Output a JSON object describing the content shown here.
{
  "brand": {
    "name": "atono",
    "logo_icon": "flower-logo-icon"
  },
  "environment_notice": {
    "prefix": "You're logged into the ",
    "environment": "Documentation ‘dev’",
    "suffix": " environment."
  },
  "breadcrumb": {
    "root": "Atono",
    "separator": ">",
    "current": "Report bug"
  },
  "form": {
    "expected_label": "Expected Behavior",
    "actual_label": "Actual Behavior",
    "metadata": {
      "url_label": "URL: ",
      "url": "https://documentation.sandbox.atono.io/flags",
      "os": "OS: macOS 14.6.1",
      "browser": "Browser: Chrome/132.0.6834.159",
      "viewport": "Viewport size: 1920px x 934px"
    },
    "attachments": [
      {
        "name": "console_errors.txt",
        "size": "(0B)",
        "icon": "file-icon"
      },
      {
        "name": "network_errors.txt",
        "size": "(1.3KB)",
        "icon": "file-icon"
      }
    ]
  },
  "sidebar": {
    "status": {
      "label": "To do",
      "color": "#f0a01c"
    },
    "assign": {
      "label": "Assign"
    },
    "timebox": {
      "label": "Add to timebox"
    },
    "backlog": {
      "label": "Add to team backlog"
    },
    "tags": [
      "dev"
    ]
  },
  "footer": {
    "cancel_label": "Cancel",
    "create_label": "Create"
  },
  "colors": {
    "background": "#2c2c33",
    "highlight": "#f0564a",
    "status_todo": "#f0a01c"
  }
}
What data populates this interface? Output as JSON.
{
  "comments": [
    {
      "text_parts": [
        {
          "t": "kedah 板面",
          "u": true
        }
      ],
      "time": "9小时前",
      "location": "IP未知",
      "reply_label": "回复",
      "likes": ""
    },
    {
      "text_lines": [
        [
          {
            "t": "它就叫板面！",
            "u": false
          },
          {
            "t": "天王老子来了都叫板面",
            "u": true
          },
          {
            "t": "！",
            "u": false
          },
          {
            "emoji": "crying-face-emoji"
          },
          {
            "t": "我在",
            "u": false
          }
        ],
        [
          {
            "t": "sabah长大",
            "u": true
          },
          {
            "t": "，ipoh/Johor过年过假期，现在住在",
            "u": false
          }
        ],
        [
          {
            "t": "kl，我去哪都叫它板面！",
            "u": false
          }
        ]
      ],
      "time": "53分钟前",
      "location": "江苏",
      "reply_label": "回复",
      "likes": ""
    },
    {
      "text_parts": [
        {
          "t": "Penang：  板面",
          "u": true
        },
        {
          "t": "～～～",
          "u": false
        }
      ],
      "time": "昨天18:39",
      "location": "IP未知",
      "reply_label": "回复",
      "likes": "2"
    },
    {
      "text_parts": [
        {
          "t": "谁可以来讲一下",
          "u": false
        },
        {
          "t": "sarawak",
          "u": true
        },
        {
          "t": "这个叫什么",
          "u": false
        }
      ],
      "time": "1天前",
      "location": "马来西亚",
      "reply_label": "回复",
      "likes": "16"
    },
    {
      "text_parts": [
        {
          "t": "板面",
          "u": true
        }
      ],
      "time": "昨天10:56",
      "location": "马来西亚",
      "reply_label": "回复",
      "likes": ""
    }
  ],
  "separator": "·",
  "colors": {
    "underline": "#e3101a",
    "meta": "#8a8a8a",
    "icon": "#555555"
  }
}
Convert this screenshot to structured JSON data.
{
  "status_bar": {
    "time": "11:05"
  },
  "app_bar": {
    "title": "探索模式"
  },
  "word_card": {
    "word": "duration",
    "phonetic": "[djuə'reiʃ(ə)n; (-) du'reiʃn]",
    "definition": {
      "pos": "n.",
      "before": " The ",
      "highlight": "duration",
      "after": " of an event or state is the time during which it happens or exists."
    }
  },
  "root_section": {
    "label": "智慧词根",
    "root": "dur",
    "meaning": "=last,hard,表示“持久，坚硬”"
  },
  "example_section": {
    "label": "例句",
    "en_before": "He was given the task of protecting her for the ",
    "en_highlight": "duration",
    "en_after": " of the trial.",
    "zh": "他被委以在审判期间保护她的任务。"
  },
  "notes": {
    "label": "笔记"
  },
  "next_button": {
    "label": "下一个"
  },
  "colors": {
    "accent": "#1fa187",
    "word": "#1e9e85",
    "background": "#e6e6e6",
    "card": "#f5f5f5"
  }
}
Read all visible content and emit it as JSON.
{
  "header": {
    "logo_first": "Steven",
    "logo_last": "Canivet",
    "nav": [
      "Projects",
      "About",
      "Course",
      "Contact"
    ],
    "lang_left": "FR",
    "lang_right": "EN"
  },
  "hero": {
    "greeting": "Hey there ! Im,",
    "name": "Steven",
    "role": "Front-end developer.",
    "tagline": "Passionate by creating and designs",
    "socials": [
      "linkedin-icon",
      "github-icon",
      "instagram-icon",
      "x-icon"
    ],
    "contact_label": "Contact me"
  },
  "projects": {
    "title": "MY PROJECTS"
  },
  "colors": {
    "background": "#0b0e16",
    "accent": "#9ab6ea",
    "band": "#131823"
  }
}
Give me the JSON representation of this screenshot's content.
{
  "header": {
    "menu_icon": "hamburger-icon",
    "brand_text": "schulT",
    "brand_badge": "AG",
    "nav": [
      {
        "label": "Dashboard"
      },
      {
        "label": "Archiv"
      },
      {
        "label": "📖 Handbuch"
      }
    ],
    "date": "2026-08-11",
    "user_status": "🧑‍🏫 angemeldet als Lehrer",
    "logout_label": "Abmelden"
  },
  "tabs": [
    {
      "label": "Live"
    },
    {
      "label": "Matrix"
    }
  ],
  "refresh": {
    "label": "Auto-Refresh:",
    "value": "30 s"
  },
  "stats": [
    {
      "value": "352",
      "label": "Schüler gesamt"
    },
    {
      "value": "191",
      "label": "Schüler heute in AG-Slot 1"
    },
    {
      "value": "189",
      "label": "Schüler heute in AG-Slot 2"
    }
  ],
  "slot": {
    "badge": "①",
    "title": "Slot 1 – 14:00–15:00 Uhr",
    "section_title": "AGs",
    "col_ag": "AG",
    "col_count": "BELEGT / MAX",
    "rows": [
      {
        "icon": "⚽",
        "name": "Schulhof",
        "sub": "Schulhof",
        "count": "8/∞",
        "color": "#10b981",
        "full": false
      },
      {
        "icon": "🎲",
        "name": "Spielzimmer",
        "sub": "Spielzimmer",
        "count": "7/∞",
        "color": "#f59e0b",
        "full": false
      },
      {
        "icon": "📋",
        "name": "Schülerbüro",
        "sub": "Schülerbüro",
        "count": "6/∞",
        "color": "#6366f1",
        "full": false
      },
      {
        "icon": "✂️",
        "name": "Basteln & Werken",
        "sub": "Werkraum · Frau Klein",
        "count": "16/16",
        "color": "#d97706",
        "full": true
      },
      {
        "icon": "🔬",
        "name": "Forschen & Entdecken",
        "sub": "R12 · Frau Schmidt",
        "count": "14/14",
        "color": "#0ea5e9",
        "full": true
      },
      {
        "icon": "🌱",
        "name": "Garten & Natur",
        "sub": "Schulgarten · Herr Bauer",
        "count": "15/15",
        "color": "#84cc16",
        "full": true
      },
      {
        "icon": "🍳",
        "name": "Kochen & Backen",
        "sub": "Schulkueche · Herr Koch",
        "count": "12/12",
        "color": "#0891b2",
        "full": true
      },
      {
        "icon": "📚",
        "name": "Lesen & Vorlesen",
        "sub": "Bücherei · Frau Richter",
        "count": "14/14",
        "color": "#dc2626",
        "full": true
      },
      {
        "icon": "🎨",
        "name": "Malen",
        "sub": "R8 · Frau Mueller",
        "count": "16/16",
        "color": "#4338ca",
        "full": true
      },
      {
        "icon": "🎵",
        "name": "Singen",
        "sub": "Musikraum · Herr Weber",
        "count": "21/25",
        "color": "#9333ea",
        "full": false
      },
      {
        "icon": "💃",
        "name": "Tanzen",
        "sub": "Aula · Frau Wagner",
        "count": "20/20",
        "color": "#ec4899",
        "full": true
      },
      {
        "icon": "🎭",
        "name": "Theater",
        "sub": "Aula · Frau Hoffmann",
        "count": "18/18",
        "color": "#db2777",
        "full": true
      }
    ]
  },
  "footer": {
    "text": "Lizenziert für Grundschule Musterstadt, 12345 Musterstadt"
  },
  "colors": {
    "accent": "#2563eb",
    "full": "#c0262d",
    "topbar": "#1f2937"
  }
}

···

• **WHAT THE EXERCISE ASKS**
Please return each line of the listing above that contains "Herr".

• **RESULT OF THE EXERCISE**
        "sub": "Schulgarten · Herr Bauer",
        "sub": "Schulkueche · Herr Koch",
        "sub": "Musikraum · Herr Weber",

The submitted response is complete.